Researchers from Max Plank Institute of Developmental Biology have uncovered some of the molecular mysteries associated with synaptic connections between the neurons, that represent the structural and functional unit of the brain.
In simple terms, the junction between two neurons is referred to as a synapse. It serves as a gateway of communication between the same. Storage and transmission of information occurs through these specialized contact sites. This synaptic connection is of great importance in the process of learning and remembering what has been learnt. These is a parallel change in the structural and functional characteristics of the synaptic junctions during the learning process. The exact molecular mechanism behind this modification has been largely unknown until now.
Michael Kiebler and his colleagues have now identified a protein called, Staufen2, found to play a significant role in the mainatenance of synaptic junctions. A cell devoid of this protein would lose a significant proportion of the synapses. Associated impairment in other contact sites and the signalling mechanism have also been identified.
The protein is known to be invloved in the transport of mRNAs to to specific locations inside a cell. This has been found to largely dependent on the recognition of the mRNA by special RNA binding proteins and the subsequent transport to synaptic junctions. As any defect in this process (due to missing Staufen2 protein) has been found to result in structural and functional inhibition of the synapse, it is logical to assume that the protein also plays a major role in the process of learning and memory retention.
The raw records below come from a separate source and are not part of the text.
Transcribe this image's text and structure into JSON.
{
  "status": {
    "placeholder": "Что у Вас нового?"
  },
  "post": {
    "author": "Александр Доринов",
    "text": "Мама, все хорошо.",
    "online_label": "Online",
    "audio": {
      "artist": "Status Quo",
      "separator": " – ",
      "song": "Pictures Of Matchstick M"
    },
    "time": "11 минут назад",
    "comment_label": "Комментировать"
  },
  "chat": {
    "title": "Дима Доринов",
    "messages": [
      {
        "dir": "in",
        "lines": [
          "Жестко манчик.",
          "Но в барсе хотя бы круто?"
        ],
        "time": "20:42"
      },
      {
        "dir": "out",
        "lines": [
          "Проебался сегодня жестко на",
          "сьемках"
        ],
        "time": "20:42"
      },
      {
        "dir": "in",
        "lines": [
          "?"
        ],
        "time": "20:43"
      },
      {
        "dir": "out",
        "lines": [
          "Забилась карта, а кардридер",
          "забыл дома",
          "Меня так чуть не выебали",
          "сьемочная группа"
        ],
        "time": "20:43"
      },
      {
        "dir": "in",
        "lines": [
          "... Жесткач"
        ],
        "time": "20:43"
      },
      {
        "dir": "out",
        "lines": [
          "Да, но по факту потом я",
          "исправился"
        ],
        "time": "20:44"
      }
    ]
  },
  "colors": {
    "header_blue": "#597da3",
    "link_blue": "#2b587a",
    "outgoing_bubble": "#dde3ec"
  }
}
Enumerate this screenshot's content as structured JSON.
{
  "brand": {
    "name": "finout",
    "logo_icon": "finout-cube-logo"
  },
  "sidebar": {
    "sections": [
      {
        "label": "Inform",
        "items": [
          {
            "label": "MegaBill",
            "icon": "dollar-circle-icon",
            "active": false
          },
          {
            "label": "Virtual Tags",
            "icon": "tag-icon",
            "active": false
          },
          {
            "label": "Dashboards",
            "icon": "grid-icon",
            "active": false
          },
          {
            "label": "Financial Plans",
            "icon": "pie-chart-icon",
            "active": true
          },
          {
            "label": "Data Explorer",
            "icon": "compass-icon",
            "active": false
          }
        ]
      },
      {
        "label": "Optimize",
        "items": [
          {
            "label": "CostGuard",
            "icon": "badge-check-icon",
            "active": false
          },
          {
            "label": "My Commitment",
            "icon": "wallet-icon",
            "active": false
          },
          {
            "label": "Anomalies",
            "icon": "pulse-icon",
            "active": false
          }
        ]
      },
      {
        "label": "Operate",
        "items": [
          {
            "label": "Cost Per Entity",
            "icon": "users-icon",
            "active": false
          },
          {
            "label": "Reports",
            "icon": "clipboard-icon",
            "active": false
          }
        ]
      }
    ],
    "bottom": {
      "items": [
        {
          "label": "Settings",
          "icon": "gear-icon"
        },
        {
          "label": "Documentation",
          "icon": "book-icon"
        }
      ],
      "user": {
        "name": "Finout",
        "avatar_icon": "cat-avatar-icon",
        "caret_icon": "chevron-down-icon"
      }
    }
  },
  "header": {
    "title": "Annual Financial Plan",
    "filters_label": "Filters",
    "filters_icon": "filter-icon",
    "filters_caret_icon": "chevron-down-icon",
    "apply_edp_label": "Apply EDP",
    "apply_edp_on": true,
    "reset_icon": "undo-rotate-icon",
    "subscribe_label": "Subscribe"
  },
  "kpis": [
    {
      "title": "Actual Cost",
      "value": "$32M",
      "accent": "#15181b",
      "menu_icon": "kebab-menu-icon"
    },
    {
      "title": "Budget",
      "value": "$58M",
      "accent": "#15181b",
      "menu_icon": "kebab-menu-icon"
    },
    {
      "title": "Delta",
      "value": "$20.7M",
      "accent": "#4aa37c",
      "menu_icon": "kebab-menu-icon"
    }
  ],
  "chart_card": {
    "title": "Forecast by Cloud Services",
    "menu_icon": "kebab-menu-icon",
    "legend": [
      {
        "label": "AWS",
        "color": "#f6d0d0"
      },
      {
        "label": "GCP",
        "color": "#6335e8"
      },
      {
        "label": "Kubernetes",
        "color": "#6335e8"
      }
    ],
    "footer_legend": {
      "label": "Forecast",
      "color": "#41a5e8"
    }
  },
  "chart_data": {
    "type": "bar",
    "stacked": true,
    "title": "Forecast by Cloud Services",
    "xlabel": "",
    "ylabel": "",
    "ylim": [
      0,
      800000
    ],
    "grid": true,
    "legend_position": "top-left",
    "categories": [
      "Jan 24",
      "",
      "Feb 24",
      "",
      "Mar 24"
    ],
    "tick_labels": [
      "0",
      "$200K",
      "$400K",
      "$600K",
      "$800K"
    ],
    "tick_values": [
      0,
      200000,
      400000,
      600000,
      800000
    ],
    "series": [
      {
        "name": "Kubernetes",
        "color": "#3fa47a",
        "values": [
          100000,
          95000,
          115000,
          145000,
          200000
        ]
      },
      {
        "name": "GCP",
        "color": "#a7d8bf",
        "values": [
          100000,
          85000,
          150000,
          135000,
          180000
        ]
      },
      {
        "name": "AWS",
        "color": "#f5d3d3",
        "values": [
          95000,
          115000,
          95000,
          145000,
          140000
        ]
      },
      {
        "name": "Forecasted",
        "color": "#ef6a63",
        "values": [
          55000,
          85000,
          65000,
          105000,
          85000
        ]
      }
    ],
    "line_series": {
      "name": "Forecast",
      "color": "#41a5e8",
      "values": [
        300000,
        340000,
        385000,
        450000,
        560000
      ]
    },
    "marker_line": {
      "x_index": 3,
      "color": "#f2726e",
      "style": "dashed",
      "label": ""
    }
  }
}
This finding has obviously led to a better understanding of the molecular mechanisms behind the ability of the brain to learn and remember. If in the future, such mechanisms can be manipulated, it could lead to a revolution. Somebody who has a poor learning capacity can be substituted with an 'ideal brain'. This could go a long way in the treatment of disorders related to learning and memory function.